::: SUPPLIED RECORDS

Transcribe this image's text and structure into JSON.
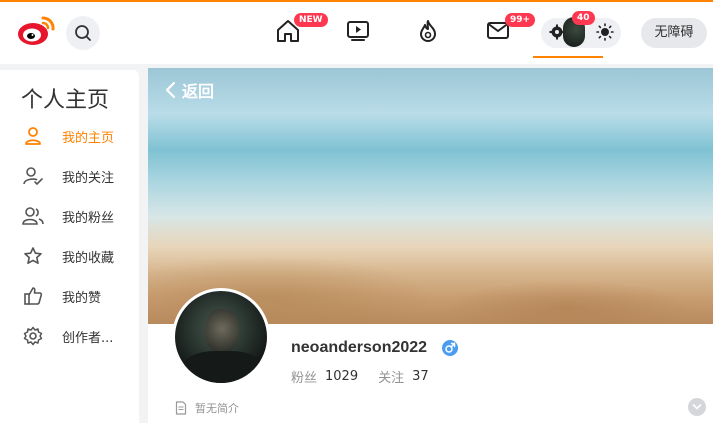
{
  "header": {
    "badges": {
      "home": "NEW",
      "messages": "99+",
      "settings": "40"
    },
    "accessibility_label": "无障碍",
    "icons": [
      "weibo-logo",
      "search-icon",
      "home-icon",
      "video-icon",
      "hot-icon",
      "mail-icon",
      "gear-icon",
      "sun-icon"
    ],
    "accent_color": "#ff8200",
    "badge_color": "#ff3852"
  },
  "sidebar": {
    "title": "个人主页",
    "items": [
      {
        "label": "我的主页",
        "icon": "person-icon",
        "active": true
      },
      {
        "label": "我的关注",
        "icon": "person-check-icon",
        "active": false
      },
      {
        "label": "我的粉丝",
        "icon": "people-icon",
        "active": false
      },
      {
        "label": "我的收藏",
        "icon": "star-icon",
        "active": false
      },
      {
        "label": "我的赞",
        "icon": "thumbs-up-icon",
        "active": false
      },
      {
        "label": "创作者...",
        "icon": "gear-icon",
        "active": false
      }
    ]
  },
  "profile": {
    "back_label": "返回",
    "username": "neoanderson2022",
    "gender": "male",
    "fans_label": "粉丝",
    "fans_count": "1029",
    "following_label": "关注",
    "following_count": "37",
    "bio": "暂无简介"
  }
}
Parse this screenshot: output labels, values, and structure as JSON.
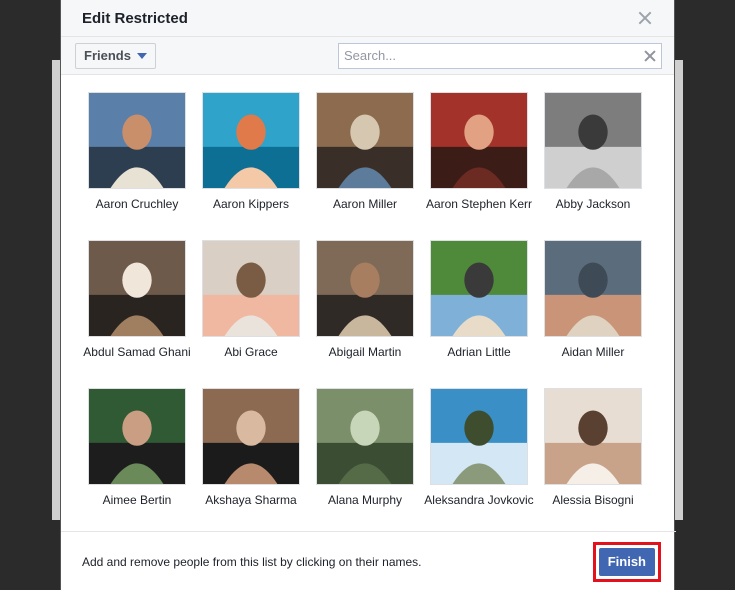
{
  "dialog": {
    "title": "Edit Restricted"
  },
  "toolbar": {
    "filter_label": "Friends",
    "search_placeholder": "Search..."
  },
  "people": [
    {
      "name": "Aaron Cruchley"
    },
    {
      "name": "Aaron Kippers"
    },
    {
      "name": "Aaron Miller"
    },
    {
      "name": "Aaron Stephen Kerr"
    },
    {
      "name": "Abby Jackson"
    },
    {
      "name": "Abdul Samad Ghani"
    },
    {
      "name": "Abi Grace"
    },
    {
      "name": "Abigail Martin"
    },
    {
      "name": "Adrian Little"
    },
    {
      "name": "Aidan Miller"
    },
    {
      "name": "Aimee Bertin"
    },
    {
      "name": "Akshaya Sharma"
    },
    {
      "name": "Alana Murphy"
    },
    {
      "name": "Aleksandra Jovkovic"
    },
    {
      "name": "Alessia Bisogni"
    }
  ],
  "footer": {
    "instructions": "Add and remove people from this list by clicking on their names.",
    "finish_label": "Finish"
  },
  "colors": {
    "primary_button": "#4267b2",
    "highlight": "#e3111b"
  }
}
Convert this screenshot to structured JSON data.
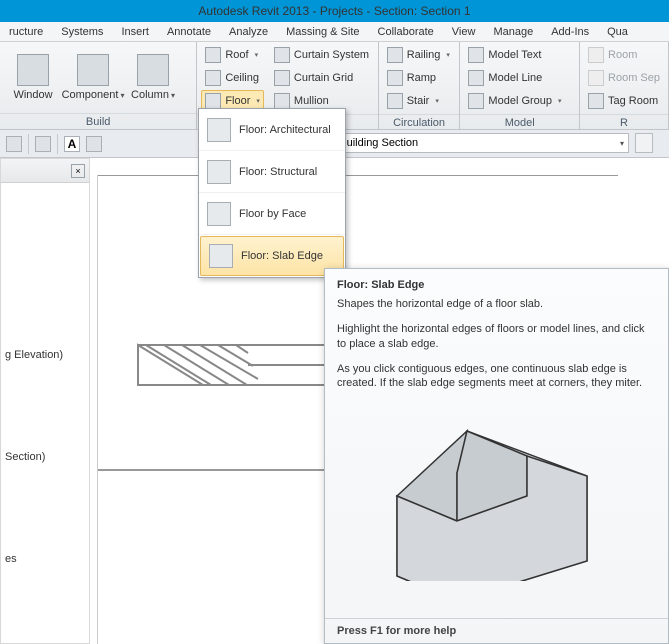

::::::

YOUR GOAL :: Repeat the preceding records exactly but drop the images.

OUTPUT OF THE TASK ::
Transcribe this image's text and structure into JSON.
{
  "header": {
    "badges": {
      "home": "NEW",
      "messages": "99+",
      "settings": "40"
    },
    "accessibility_label": "无障碍",
    "icons": [
      "weibo-logo",
      "search-icon",
      "home-icon",
      "video-icon",
      "hot-icon",
      "mail-icon",
      "gear-icon",
      "sun-icon"
    ],
    "accent_color": "#ff8200",
    "badge_color": "#ff3852"
  },
  "sidebar": {
    "title": "个人主页",
    "items": [
      {
        "label": "我的主页",
        "icon": "person-icon",
        "active": true
      },
      {
        "label": "我的关注",
        "icon": "person-check-icon",
        "active": false
      },
      {
        "label": "我的粉丝",
        "icon": "people-icon",
        "active": false
      },
      {
        "label": "我的收藏",
        "icon": "star-icon",
        "active": false
      },
      {
        "label": "我的赞",
        "icon": "thumbs-up-icon",
        "active": false
      },
      {
        "label": "创作者...",
        "icon": "gear-icon",
        "active": false
      }
    ]
  },
  "profile": {
    "back_label": "返回",
    "username": "neoanderson2022",
    "gender": "male",
    "fans_label": "粉丝",
    "fans_count": "1029",
    "following_label": "关注",
    "following_count": "37",
    "bio": "暂无简介"
  }
}
Parse this screenshot: output labels, values, and structure as JSON.
{
  "dialog": {
    "title": "Edit Restricted"
  },
  "toolbar": {
    "filter_label": "Friends",
    "search_placeholder": "Search..."
  },
  "people": [
    {
      "name": "Aaron Cruchley"
    },
    {
      "name": "Aaron Kippers"
    },
    {
      "name": "Aaron Miller"
    },
    {
      "name": "Aaron Stephen Kerr"
    },
    {
      "name": "Abby Jackson"
    },
    {
      "name": "Abdul Samad Ghani"
    },
    {
      "name": "Abi Grace"
    },
    {
      "name": "Abigail Martin"
    },
    {
      "name": "Adrian Little"
    },
    {
      "name": "Aidan Miller"
    },
    {
      "name": "Aimee Bertin"
    },
    {
      "name": "Akshaya Sharma"
    },
    {
      "name": "Alana Murphy"
    },
    {
      "name": "Aleksandra Jovkovic"
    },
    {
      "name": "Alessia Bisogni"
    }
  ],
  "footer": {
    "instructions": "Add and remove people from this list by clicking on their names.",
    "finish_label": "Finish"
  },
  "colors": {
    "primary_button": "#4267b2",
    "highlight": "#e3111b"
  }
}
Convert this screenshot to structured JSON data.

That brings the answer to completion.